**Information provided:**
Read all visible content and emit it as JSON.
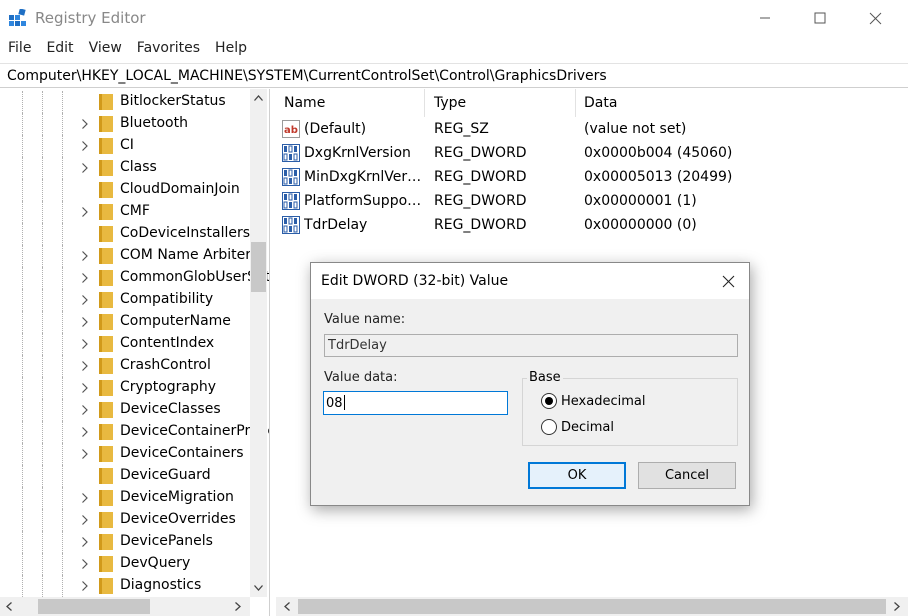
{
  "window": {
    "title": "Registry Editor",
    "minimize_glyph": "—",
    "maximize_glyph": "☐",
    "close_glyph": "✕"
  },
  "menu": [
    "File",
    "Edit",
    "View",
    "Favorites",
    "Help"
  ],
  "address": "Computer\\HKEY_LOCAL_MACHINE\\SYSTEM\\CurrentControlSet\\Control\\GraphicsDrivers",
  "tree": {
    "items": [
      {
        "label": "BitlockerStatus",
        "expandable": false
      },
      {
        "label": "Bluetooth",
        "expandable": true
      },
      {
        "label": "CI",
        "expandable": true
      },
      {
        "label": "Class",
        "expandable": true
      },
      {
        "label": "CloudDomainJoin",
        "expandable": false
      },
      {
        "label": "CMF",
        "expandable": true
      },
      {
        "label": "CoDeviceInstallers",
        "expandable": false
      },
      {
        "label": "COM Name Arbiter",
        "expandable": true
      },
      {
        "label": "CommonGlobUserSettings",
        "expandable": true
      },
      {
        "label": "Compatibility",
        "expandable": true
      },
      {
        "label": "ComputerName",
        "expandable": true
      },
      {
        "label": "ContentIndex",
        "expandable": true
      },
      {
        "label": "CrashControl",
        "expandable": true
      },
      {
        "label": "Cryptography",
        "expandable": true
      },
      {
        "label": "DeviceClasses",
        "expandable": true
      },
      {
        "label": "DeviceContainerPropertyUpdateEvents",
        "expandable": true
      },
      {
        "label": "DeviceContainers",
        "expandable": true
      },
      {
        "label": "DeviceGuard",
        "expandable": false
      },
      {
        "label": "DeviceMigration",
        "expandable": true
      },
      {
        "label": "DeviceOverrides",
        "expandable": true
      },
      {
        "label": "DevicePanels",
        "expandable": true
      },
      {
        "label": "DevQuery",
        "expandable": true
      },
      {
        "label": "Diagnostics",
        "expandable": true
      }
    ]
  },
  "columns": {
    "name": "Name",
    "type": "Type",
    "data": "Data"
  },
  "values": [
    {
      "name": "(Default)",
      "type": "REG_SZ",
      "data": "(value not set)",
      "icon": "string-value-icon"
    },
    {
      "name": "DxgKrnlVersion",
      "type": "REG_DWORD",
      "data": "0x0000b004 (45060)",
      "icon": "binary-value-icon"
    },
    {
      "name": "MinDxgKrnlVersion",
      "type": "REG_DWORD",
      "data": "0x00005013 (20499)",
      "icon": "binary-value-icon"
    },
    {
      "name": "PlatformSupportMiracast",
      "type": "REG_DWORD",
      "data": "0x00000001 (1)",
      "icon": "binary-value-icon"
    },
    {
      "name": "TdrDelay",
      "type": "REG_DWORD",
      "data": "0x00000000 (0)",
      "icon": "binary-value-icon"
    }
  ],
  "dialog": {
    "title": "Edit DWORD (32-bit) Value",
    "value_name_label": "Value name:",
    "value_name": "TdrDelay",
    "value_data_label": "Value data:",
    "value_data": "08",
    "base_label": "Base",
    "hex_label": "Hexadecimal",
    "dec_label": "Decimal",
    "selected_base": "Hexadecimal",
    "ok_label": "OK",
    "cancel_label": "Cancel",
    "close_glyph": "✕"
  },
  "colors": {
    "accent": "#0078d7",
    "folder": "#e8b940",
    "folder_dark": "#d19a1a"
  }
}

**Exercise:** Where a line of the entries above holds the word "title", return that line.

**Answer to this problem:**
    "title": "Registry Editor",
    "title": "Edit DWORD (32-bit) Value",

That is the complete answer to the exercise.